Lastly, and most importantly, it is vital to provide a sound road map. For example, the first page must provide a clear layout of the site’s offerings. If a visitor cannot navigate the site in a matter of seconds, he or she will move on to the next site. Any page of significant size should include internal links that allow the user to jump to a certain section or back to the top of the page. In short, the goal is a professional presentation that is easy to read and navigable.
The best things in life are cared for. There are many ways in which a firm’s site can accidentally frustrate a visitor. A surefire method is neglecting a Web site. Sadly, this occurs often. Viewing a few legal sites reveals “firm news pages” in which the most recent event occurred months ago. Attorneys leave a firm, yet their profiles are still on the site for months. Worst of all, many links do not function or they lead to an “under construction” message that has not changed for many months.

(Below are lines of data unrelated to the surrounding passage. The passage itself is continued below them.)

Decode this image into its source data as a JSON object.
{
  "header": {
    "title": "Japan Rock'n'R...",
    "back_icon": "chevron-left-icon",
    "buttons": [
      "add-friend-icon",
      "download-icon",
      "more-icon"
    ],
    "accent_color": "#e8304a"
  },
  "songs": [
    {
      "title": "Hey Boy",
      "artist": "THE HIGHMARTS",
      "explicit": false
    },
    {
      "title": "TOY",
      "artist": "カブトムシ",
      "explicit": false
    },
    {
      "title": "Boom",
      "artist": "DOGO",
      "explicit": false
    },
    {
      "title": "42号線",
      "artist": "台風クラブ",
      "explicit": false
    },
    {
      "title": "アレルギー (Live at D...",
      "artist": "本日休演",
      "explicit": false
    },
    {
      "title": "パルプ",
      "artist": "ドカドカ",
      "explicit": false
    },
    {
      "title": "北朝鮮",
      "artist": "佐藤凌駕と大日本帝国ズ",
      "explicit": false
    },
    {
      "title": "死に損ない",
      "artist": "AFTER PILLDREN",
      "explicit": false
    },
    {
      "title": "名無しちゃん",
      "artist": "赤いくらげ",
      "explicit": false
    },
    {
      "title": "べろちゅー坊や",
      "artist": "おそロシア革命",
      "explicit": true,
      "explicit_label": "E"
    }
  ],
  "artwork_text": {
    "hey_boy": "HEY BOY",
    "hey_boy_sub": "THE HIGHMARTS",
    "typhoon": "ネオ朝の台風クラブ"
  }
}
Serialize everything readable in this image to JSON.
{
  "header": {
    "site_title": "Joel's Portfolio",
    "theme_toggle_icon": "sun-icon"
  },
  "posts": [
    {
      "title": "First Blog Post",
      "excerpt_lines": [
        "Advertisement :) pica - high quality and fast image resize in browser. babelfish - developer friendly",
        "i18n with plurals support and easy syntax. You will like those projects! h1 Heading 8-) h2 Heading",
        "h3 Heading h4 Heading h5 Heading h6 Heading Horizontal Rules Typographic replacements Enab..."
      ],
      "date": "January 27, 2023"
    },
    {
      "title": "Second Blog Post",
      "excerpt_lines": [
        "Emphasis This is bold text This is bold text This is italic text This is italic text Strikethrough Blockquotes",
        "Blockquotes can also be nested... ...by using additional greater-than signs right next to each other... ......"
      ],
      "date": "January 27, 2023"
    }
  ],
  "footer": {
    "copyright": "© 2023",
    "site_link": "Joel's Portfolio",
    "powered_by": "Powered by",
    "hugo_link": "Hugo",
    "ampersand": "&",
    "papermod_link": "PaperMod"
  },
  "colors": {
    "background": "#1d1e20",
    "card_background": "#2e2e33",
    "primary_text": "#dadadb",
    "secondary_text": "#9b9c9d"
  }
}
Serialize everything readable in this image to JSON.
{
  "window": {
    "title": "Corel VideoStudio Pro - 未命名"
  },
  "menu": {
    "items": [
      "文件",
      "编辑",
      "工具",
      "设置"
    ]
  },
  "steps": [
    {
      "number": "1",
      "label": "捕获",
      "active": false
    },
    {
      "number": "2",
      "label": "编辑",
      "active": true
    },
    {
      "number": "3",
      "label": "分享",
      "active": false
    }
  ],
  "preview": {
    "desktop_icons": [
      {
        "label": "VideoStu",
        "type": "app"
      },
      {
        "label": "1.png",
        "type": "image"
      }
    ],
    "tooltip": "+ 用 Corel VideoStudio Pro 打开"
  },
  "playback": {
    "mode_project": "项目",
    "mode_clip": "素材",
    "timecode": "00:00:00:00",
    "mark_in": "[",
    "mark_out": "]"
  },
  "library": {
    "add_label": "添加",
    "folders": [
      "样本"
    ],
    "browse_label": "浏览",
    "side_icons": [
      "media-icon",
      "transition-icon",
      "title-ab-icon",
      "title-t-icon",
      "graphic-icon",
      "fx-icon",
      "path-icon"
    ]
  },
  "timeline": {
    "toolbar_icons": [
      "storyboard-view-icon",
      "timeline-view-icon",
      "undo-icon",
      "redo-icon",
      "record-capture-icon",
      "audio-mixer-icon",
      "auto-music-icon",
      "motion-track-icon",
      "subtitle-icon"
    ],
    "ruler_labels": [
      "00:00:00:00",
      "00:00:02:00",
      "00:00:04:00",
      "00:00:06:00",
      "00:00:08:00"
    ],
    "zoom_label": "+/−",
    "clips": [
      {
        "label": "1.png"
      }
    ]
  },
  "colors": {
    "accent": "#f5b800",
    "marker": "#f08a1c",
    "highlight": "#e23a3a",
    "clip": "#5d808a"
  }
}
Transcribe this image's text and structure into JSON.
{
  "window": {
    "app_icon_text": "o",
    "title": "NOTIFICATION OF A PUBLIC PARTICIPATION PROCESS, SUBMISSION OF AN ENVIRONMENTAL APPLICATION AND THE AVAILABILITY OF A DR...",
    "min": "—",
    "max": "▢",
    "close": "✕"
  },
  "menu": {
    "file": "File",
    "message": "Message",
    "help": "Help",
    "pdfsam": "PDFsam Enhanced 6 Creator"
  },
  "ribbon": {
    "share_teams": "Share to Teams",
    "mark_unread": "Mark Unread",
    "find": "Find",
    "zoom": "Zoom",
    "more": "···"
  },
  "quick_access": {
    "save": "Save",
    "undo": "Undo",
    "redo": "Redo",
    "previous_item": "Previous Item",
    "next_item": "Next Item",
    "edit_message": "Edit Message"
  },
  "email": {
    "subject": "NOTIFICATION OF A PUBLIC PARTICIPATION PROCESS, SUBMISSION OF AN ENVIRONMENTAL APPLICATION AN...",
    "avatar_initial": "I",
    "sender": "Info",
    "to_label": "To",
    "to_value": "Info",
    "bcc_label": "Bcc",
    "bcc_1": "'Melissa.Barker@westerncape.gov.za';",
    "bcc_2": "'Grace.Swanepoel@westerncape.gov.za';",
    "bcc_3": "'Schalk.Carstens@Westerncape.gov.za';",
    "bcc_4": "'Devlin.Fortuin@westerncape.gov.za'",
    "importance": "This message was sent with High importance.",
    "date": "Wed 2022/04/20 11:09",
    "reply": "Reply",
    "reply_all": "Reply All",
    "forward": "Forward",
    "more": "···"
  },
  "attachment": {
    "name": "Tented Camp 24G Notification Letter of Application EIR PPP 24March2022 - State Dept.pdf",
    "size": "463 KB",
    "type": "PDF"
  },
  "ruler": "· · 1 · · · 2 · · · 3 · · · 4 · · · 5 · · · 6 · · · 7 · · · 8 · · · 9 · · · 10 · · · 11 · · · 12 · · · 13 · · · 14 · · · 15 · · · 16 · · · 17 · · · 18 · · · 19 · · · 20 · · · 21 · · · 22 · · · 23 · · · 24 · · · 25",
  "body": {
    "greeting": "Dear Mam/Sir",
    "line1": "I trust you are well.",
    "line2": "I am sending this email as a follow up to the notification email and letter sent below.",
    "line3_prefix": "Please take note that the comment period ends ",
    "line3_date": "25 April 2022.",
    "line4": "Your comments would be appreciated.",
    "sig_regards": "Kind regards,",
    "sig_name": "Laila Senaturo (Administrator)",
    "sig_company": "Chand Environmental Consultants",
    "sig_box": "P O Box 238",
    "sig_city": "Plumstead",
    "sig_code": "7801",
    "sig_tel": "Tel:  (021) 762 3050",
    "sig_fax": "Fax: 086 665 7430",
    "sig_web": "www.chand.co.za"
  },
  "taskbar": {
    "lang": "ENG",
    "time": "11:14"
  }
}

In order to be an effective marketing tool for a firm, the business must commit to supporting the Web site as a marketing program. This requires the firm to update the site consistently to keep it fresh. An ideal schedule is to do so quarterly. Any longer than six months is simply asking to lose the visitor and wasting a valuable marketing tool.
A Web site can be an effective part of any law practice’s marketing plan. It is essential to remember, though, that it is an element of a marketing plan. Few firms can afford to rely on a Web site to market itself. Conversely, a Web site can bolster a firm’s image faster than other mediums due to its flexibility and relatively low cost. The keys are providing what the user wants, creating a consistent, professional image, and maintaining the site to avoid Internet decay.
The next part of this series will discuss how to bring people to a law firm’s wonderfully designed Web site and how to keep them returning in the future. It will specifically address the mystery of search engines and driving Web traffic to a firm’s site.
David Wilson is a St. Paul attorney and chief executive officer of JD Technologies & Consulting Inc.